University officials have appointed a committee of faculty, administrators and one student to research the merits of a trimester or quarter academic calendar.
Officials said surveys were distributed to School of Media and Public Affairs and Elliott School of International Affairs students this week to gauge opinion for possible expanded course offerings for the summer. Officials said the schools could be “test cases” for implementation for trimesters
University President Stephen Joel Trachtenberg called for the addition of a 14-week summer session in a December speech, noting that the move would increase GW’s revenue and “efficiency.” The move could potentially allow the University to remain open year-round, keeping academic and residential facilities running at full capacity.
GW would be one of the first schools in the country to use a trimester system, which could have students attend two out of three sessions each year and at least one summer session during their stay. But officials on the committee said a move to a quarter calendar is also being discussed.
“I’ve launched this little boat. I’ll have to wait and see if any bread comes back,” Trachtenberg said, adding that he will give “serious thought” to the committee report, due May 1.
The 17-member committee is set to investigate how a calendar shift would effect staff, finances, students, faculty, academics and general University operations.
“We’re getting organized … and we are at the point where we can begin to break down the preliminary issues associated with a calendar change,” said Charles Karelis, co-chair of the group and a research professor of philosophy.
Karelis, former president of Colgate University, is heading the committee with Walter Brown, an assistant professor of higher education.
Karelis said the group will meet weekly as a general body as well as dividing into four sub-committees dealing with finance, students, faculty and general academics.
The committee has a list of dozens of issues to examine, from the potential effects the change would have on everything from student learning to athletic programs, to Commencement exercises, revenue and financial aid needs.
“There are a million different issues out there and we are looking at the costs and benefits of a move,” Karelis said. He also said it is “extremely premature” to discuss whether a switch is realistic and added that it is the committee’s mission to strictly issue a report without making a recommendation.
Executive Vice President for Academic Affairs Don Lehman, who appointed the committee, said the University is looking to “get its set of options defined better.”
Lehman noted that he and Trachtenberg determined one student serving on the committee, senior Amanda Mintzer, is “sufficient.”
Trachtenberg said he was skeptical of potential student contributions, noting that students “add occasional imagination.”
Robert Chernak, senior vice president for student and academic support services, said there are many potential benefits to a calendar change.
“I’m open-minded about it … there are a variety of models that can really be additive in terms of accommodating the needs of certain groups of students,” Chernak said.

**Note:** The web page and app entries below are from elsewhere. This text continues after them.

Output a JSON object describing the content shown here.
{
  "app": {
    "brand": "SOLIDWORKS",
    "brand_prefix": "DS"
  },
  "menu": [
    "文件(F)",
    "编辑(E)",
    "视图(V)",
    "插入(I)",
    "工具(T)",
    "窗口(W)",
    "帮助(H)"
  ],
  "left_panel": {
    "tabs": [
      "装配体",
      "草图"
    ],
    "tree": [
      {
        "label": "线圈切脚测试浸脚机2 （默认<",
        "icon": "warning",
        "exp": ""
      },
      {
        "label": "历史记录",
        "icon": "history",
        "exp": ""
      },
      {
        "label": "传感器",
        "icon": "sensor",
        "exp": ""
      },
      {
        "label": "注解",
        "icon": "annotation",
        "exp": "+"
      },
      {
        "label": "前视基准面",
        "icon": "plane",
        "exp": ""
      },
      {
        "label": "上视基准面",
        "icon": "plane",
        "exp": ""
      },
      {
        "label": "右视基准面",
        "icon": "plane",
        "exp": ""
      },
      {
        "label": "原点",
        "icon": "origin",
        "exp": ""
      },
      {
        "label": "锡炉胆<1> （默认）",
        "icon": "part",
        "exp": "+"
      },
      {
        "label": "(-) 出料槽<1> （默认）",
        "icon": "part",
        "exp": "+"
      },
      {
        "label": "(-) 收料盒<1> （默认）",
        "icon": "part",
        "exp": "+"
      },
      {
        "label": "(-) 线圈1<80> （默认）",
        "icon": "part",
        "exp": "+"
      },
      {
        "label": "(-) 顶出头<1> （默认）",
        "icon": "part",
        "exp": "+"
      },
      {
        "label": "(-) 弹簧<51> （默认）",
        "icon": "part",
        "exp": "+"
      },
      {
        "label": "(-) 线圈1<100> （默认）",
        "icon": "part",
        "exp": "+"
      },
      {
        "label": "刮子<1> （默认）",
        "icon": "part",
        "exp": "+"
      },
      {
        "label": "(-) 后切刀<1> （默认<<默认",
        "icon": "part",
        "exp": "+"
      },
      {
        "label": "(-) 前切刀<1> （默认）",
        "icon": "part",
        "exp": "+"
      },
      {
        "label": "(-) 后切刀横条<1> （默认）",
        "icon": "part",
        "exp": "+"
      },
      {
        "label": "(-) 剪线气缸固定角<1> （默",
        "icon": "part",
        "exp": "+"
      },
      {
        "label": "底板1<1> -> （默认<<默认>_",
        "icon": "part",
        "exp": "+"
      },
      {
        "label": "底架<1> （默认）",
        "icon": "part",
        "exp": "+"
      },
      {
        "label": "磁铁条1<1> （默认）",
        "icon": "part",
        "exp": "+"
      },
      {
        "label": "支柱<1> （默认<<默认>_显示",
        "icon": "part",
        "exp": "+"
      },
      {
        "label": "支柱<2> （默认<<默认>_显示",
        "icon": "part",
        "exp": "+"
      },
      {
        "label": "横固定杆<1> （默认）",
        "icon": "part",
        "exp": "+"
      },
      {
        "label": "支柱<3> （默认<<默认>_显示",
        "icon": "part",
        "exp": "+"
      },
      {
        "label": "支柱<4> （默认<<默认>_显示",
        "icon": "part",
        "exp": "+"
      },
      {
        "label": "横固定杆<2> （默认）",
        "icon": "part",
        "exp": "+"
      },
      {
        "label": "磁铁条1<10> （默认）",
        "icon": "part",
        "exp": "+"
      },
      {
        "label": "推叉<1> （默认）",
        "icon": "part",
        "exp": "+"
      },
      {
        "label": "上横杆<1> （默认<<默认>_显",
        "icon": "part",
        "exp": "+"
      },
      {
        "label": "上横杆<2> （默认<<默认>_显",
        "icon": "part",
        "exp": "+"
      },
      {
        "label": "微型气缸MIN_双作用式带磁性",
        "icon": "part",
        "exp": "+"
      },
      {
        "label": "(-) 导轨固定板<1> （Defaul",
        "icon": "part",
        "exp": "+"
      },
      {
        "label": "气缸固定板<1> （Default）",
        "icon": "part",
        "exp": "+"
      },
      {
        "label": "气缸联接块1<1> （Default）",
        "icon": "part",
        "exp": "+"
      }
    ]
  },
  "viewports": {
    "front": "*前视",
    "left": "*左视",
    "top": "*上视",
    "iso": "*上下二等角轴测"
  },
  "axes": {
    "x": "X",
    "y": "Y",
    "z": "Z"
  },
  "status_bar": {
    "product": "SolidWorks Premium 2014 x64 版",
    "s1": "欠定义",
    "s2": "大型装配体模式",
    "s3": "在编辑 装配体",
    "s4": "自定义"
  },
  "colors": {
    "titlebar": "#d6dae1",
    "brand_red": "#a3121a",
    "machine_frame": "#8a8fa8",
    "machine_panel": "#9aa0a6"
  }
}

Chernak cited availability of high-demand courses during the summer and expanded housing options for students as benefits of a calendar change.
-Kate Stepan contributed to this report.